Only a week after the Museum acquired the eagle, the The Building News and Architectural Review of 21 May 1875 described the eagle in glowing words, and perpetuated the myth of the sixteenth century maker as follows: "a Japanese artist ... whose name is so revered by his countrymen that, in a native biographical dictionary, he is mentioned in the following terms:- Under Heaven there never was a smith the equal of Myochin Muneharu.". This is seemingly a reference to the Japanese honourific title of "Tenka Ichi" (First under Heaven) given to outstanding craftsmen.

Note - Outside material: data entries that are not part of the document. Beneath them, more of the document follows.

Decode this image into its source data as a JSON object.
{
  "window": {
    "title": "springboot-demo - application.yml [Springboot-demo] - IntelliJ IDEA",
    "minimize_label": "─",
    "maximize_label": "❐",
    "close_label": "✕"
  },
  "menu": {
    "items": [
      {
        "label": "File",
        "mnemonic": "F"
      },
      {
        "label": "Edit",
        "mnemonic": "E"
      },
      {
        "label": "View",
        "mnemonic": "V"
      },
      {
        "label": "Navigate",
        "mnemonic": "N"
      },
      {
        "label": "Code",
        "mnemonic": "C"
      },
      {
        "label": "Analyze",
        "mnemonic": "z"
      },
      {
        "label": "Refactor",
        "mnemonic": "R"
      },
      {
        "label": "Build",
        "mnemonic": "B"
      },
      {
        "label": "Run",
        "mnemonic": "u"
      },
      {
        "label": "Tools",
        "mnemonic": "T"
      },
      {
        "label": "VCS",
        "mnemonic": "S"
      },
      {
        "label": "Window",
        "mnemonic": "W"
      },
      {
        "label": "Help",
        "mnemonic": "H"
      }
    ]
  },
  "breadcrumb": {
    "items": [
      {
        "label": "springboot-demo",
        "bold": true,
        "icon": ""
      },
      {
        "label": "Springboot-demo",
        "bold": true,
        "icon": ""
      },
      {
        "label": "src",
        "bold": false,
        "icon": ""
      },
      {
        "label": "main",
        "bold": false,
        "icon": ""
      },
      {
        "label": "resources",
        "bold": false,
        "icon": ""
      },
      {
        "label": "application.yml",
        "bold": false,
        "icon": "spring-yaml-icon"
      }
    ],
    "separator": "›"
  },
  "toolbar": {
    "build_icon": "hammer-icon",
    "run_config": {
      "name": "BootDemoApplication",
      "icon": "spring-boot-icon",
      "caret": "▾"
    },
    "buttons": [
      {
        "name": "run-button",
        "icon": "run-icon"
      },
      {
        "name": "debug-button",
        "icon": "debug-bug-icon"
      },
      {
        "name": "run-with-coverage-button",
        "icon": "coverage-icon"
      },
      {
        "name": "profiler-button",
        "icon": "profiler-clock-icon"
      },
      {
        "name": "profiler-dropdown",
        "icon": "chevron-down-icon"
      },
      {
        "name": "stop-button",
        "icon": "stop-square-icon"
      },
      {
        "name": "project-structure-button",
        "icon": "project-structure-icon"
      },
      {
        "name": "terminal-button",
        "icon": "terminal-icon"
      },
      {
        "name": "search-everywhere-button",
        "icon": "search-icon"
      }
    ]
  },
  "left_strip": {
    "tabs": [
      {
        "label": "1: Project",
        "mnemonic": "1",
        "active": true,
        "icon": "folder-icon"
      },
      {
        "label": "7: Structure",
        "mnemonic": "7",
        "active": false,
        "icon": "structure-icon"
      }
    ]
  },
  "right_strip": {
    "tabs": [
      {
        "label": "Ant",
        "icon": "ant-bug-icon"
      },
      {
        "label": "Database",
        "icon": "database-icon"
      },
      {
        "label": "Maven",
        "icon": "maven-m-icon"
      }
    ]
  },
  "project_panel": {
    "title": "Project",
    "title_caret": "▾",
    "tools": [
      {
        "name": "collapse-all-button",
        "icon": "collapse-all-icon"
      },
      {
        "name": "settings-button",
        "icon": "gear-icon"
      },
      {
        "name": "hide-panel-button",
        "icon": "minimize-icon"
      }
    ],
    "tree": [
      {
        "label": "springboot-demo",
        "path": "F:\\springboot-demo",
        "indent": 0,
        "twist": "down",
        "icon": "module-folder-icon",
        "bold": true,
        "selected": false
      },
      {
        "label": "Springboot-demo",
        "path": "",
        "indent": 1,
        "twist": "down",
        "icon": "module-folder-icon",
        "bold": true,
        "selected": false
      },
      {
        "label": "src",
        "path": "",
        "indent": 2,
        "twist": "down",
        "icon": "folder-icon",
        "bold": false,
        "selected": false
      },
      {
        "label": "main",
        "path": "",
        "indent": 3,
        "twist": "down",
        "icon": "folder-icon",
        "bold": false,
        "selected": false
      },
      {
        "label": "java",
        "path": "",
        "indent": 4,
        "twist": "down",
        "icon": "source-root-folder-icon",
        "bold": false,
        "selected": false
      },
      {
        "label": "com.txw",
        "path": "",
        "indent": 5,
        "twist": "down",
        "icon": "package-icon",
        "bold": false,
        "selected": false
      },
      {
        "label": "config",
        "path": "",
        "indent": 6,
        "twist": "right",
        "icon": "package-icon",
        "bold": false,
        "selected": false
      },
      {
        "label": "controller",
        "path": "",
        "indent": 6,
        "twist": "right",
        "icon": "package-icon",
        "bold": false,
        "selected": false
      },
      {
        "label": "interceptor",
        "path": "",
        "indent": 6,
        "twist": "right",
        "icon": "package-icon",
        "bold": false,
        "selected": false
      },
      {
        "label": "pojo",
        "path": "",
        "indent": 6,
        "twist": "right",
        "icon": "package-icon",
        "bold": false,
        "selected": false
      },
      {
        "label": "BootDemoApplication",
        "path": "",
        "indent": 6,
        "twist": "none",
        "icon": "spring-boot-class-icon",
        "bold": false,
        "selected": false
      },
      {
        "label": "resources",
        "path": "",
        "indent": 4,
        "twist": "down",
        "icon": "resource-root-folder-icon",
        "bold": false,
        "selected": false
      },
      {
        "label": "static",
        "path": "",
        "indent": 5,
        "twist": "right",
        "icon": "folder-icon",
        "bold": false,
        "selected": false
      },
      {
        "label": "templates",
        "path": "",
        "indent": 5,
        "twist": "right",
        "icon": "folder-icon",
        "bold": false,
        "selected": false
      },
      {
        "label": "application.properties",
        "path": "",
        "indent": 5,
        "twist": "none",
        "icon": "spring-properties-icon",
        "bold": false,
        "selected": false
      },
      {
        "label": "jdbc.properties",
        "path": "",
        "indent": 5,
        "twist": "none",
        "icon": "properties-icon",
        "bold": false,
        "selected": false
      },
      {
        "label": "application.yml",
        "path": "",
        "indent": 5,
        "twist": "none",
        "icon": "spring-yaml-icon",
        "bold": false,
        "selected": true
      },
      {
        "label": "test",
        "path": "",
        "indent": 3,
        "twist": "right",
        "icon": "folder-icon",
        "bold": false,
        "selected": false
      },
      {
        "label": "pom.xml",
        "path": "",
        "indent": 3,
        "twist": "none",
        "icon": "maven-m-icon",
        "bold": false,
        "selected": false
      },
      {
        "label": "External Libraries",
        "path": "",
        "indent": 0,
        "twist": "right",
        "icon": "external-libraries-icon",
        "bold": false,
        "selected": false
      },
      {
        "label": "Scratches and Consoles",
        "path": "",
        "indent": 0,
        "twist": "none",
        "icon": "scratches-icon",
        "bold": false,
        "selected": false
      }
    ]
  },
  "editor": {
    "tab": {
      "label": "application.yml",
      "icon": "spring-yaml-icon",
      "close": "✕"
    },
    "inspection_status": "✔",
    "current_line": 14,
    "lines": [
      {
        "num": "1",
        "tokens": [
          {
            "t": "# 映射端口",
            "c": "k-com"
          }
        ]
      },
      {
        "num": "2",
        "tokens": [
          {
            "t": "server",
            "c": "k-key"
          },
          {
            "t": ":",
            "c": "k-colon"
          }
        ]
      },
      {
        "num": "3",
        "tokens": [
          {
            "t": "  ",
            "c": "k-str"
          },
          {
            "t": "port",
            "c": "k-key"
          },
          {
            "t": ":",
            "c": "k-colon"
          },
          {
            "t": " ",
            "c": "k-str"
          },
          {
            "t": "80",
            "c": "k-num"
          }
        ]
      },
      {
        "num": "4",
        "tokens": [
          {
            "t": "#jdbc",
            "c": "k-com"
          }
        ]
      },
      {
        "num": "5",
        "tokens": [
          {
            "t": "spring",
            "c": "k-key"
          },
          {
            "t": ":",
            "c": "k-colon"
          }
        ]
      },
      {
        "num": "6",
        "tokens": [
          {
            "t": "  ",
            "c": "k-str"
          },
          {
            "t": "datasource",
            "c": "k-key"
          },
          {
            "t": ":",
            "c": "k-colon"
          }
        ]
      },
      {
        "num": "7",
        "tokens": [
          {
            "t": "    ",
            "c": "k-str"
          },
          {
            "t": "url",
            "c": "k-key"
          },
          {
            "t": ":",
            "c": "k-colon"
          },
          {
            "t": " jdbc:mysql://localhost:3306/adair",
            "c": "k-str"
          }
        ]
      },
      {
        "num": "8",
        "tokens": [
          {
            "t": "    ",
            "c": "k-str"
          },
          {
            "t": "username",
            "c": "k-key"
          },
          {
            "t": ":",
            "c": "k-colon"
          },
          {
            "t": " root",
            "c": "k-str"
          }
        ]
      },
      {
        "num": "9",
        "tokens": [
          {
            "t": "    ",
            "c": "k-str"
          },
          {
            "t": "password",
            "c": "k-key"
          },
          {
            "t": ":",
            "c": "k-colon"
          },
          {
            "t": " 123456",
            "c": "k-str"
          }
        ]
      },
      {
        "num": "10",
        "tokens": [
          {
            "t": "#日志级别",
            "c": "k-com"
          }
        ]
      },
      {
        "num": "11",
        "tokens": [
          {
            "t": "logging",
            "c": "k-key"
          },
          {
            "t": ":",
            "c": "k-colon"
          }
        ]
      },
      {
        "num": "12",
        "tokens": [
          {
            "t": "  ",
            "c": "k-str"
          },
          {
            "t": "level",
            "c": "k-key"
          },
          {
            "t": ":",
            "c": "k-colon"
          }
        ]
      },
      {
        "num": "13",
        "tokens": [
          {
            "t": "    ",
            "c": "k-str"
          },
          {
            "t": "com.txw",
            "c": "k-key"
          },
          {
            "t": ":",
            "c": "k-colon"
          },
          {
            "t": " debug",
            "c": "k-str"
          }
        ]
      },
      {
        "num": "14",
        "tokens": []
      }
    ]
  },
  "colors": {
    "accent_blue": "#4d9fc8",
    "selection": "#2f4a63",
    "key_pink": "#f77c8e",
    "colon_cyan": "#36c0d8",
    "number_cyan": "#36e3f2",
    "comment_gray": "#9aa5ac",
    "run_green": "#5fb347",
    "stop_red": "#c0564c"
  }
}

In 1881, Professor J J Rein of the University of Bonn visited the Museum "with a learned Japanese ... and with the permission of the directors undertook an examination of the origin and age of the Japanese metal articles. ... we found no inscription, name or sign which would indicate its (the eagle's) origin. We have also not been able to trace the history of this remarkable piece of art-industry.". So, from soon after it's acquisition, this remarkable object has been something of an enigma, with an aspiring ancient attribution, yet in reality an excellent example of nineteenth century metalwork.
This eagle is a finely modelled, naturalistic representation of the creature and presents an excellent example of the craftsmanship of the Japanese Meiji period metalworker. The bird's back conceals the copper holder for incense, and a pierced plate (which continues the design of feathers) would allow the smoke to escape - if indeed the object were ever intended for practical use. This decorative yet potentially functional object illustrates the changes in the production of metalwork which emerged in nineteenth century Japan as the power of the ruling military class, the traditional patrons of Japan's metalworkers, declined and craftsmen found new markets for their traditional skills.
Place of Origin
ca. 1860 (made)
Materials and Techniques
Height: 72.5 cm, Width: 94.0 cm wingspan
Incense burner in the form of an eagle, hammered iron, attributed to Myochin Muneharu, Japan, late Edo period, ca. 1860
Bibliographic References (Citation, Note/Abstract, NAL no)
Baker, Malcolm, and Brenda Richardson (eds.), A Grand Design: The Art of the Victoria and Albert Museum, London: V&A Publications, 1999.
Birds; Birds of prey
East Asia Collection